On the nose, the Oloroso sherry finish comes through big time. It’s like walking into a room in which someone has been huffing a super dry, dark red wine—and succeeding at getting loopy on the fumes. But there’s also green papaya on the nose, alongside palm fronds dusty with balsa wood shavings. Bill thought he picked up pterodactyl wings on the nose (“You know what that’s like, right?!?”), but faced with our incredulity scaled it back to Komodo dragon neck waddle. Turns out he was the one huffing the wine. The mouth impresses from the start, presenting half-petrified lemon slices and cough drop flavored Tic-Tac™ mints. Or maybe it’s Dimetapp® flavored Jelly Bellies®. Robitussin® Mentos®? (Can you believe we get no ad revenue from those folks?!?) It stays on the tongue for a long time (especially if you just leave it there), offering a wild array of flavors: green pepper in sesame oil, lemons, a Vienna sausage satay, limeaid, an uncooked piece of bacon begging to be fried up. From there, the finish fired on for four full minutes—or maybe that

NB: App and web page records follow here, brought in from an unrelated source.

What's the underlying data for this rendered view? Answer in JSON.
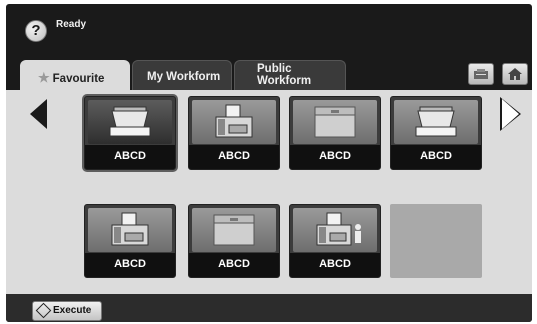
{
  "status": {
    "help_glyph": "?",
    "text": "Ready"
  },
  "tabs": [
    {
      "label": "Favourite",
      "active": true,
      "icon": "star-icon"
    },
    {
      "label": "My Workform",
      "active": false
    },
    {
      "label_line1": "Public",
      "label_line2": "Workform",
      "active": false
    }
  ],
  "header_buttons": {
    "report_icon": "report-icon",
    "home_icon": "home-icon"
  },
  "tiles": [
    {
      "label": "ABCD",
      "icon": "scanner-icon",
      "selected": true
    },
    {
      "label": "ABCD",
      "icon": "fax-icon",
      "selected": false
    },
    {
      "label": "ABCD",
      "icon": "folder-icon",
      "selected": false
    },
    {
      "label": "ABCD",
      "icon": "scanner-icon",
      "selected": false
    },
    {
      "label": "ABCD",
      "icon": "fax-icon",
      "selected": false
    },
    {
      "label": "ABCD",
      "icon": "folder-icon",
      "selected": false
    },
    {
      "label": "ABCD",
      "icon": "fax-user-icon",
      "selected": false
    }
  ],
  "execute": {
    "label": "Execute",
    "icon": "execute-icon"
  }
}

was just the mouth never having stopped, which would mean the finish was short. It has the kind of drying finish that brings to mind the New Yorker cartoon trope of a desert crawler. There’s also a brininess alongside a refinement that was hard to pin down: moral eel (chimed in wine–huffer boy), a large dining room with a harp (not to eat, mind you), or maybe Rebecca DeMoray eel circa 1985. She’s not holding the harp.
The Glenglassaugh Revival is Tom Cruise in Risky Business—Tom was good in that film, but we contend that it was really Rebecca DeMornay that had the key demographic going back to see the movie again and again. Ok, he did have some real attitude in the film, attitude that presaged much bigger hits to come.
–Our thanks to Raj and Purple Valley Imports–and Glenglassaugh–for the sample!